© Copyright Policy - open-access
Related In: Results  -  Collection

License
Show All Figures
getmorefigures.php?uid=PMC3569079&req=5

Figure 1: Changes of akathisia, extrapyramidal symptom, body mass index and weight over time between mirtazapine and placebo groups.
Mentions: During this eight-week trial, there was no significant difference between mirtazapine and placebo groups with respect to BAS scores or SAS scores (Table 2, Fig. 1). Additionally, when we compared BAS scores or SAS scores within groups between the baseline and week eight using paired t-test in each group, no significant differences were found (mirtazapine group, BAS: p=0.234, SAS: p=0.126; placebo group, BAS: p=0.549, SAS: p=0.362). Also, when we compared between group effects at week eight using independent t-test, no significant differences were found (BAS: p=0.327, SAS: p=0.096). In terms of weight, five patients gained weight in the mirtazapine group. The mean body weight increased 5.83 kg during the study in the mirtazapine group. An increase of body weight and BMI from baseline to week eight was observed over time (body weight F=12, df=1.18, p<0.05; BMI F=9.34, df=3, p=0.01), an effect that was significantly different statistically from that of the placebo group after considering the timeƗtreatment interactions (body weight F=3.3, df=1.18, p<0.05; BMI F=4.17, df=4, p=0.023). Although a similar outcome was expected for abdominal circumference, there was no difference between groups (Table 3, Fig. 1). The other side effects are reported in Table 4.

Bottom Line: There was no significant difference between the mirtazapine and placebo groups with respect to Barnes Akathisia rating Scale (BAS) and Sympsom-Angus Scale (SAS).However, the mirtazapine group exhibited a statistically significant increase in weight and BMI (p<0.05).These results suggest that mirtazapine augmentation can be tolerable in schizophrenic patients treated with risperidone; however, we should pay attention to the weight gain with mirtazapine.

View Article: PubMed Central - PubMed

Affiliation: Department of Psychiatry, Bundang CHA Medical Center, CHA University School of Medicine, Seongnam, Korea.

ABSTRACT

Objective: Some patients with schizophrenia may need mirtazapine augmentation to improve negative and cognitive symptoms. However there have been a few studies about the tolerability of mirtazapine augmentation to antipsychotics such as akathisia, extrapyramydal symptoms, weight gain, and body mass index (BMI).

Methods: This study was an eight-week double-blind, randomized controlled trial (RCT) of mirtazapine augmentation to risperidone. Twenty-one stabilized participants diagnosed with schizophrenia and undergoing treatment with risperidone were randomized to adjunctive treatment with mirtazapine (15 mg/day for the first two weeks, 30 mg/day for the next six weeks) or placebo. Eleven patients were assigned to the mirtazapine group, and nine patients were given placebo.

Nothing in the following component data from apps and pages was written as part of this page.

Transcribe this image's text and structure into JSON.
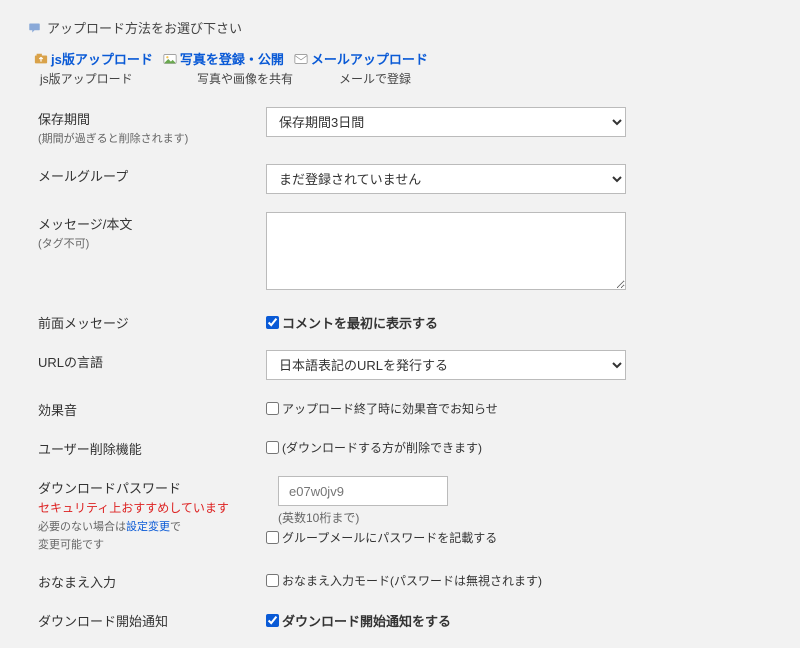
{
  "section_title": "アップロード方法をお選び下さい",
  "tabs": [
    {
      "label": "js版アップロード",
      "sub": "js版アップロード"
    },
    {
      "label": "写真を登録・公開",
      "sub": "写真や画像を共有"
    },
    {
      "label": "メールアップロード",
      "sub": "メールで登録"
    }
  ],
  "retention": {
    "label": "保存期間",
    "hint": "(期間が過ぎると削除されます)",
    "value": "保存期間3日間"
  },
  "mail_group": {
    "label": "メールグループ",
    "value": "まだ登録されていません"
  },
  "message": {
    "label": "メッセージ/本文",
    "hint": "(タグ不可)",
    "value": ""
  },
  "front_message": {
    "label": "前面メッセージ",
    "checkbox": "コメントを最初に表示する",
    "checked": true
  },
  "url_lang": {
    "label": "URLの言語",
    "value": "日本語表記のURLを発行する"
  },
  "sound": {
    "label": "効果音",
    "checkbox": "アップロード終了時に効果音でお知らせ",
    "checked": false
  },
  "user_delete": {
    "label": "ユーザー削除機能",
    "checkbox": "(ダウンロードする方が削除できます)",
    "checked": false
  },
  "dl_password": {
    "label": "ダウンロードパスワード",
    "warn": "セキュリティ上おすすめしています",
    "help_pre": "必要のない場合は",
    "help_link": "設定変更",
    "help_post": "で",
    "help_line2": "変更可能です",
    "placeholder": "e07w0jv9",
    "note": "(英数10桁まで)",
    "checkbox": "グループメールにパスワードを記載する",
    "checked": false
  },
  "name_input": {
    "label": "おなまえ入力",
    "checkbox": "おなまえ入力モード(パスワードは無視されます)",
    "checked": false
  },
  "dl_notify": {
    "label": "ダウンロード開始通知",
    "checkbox": "ダウンロード開始通知をする",
    "checked": true
  }
}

Results: There was no significant difference between the mirtazapine and placebo groups with respect to Barnes Akathisia rating Scale (BAS) and Sympsom-Angus Scale (SAS). However, the mirtazapine group exhibited a statistically significant increase in weight and BMI (p<0.05).

Conclusion: These results suggest that mirtazapine augmentation can be tolerable in schizophrenic patients treated with risperidone; however, we should pay attention to the weight gain with mirtazapine. Our results should be replicated in a large-scale lengthy trial.

No MeSH data available.


Related in: MedlinePlus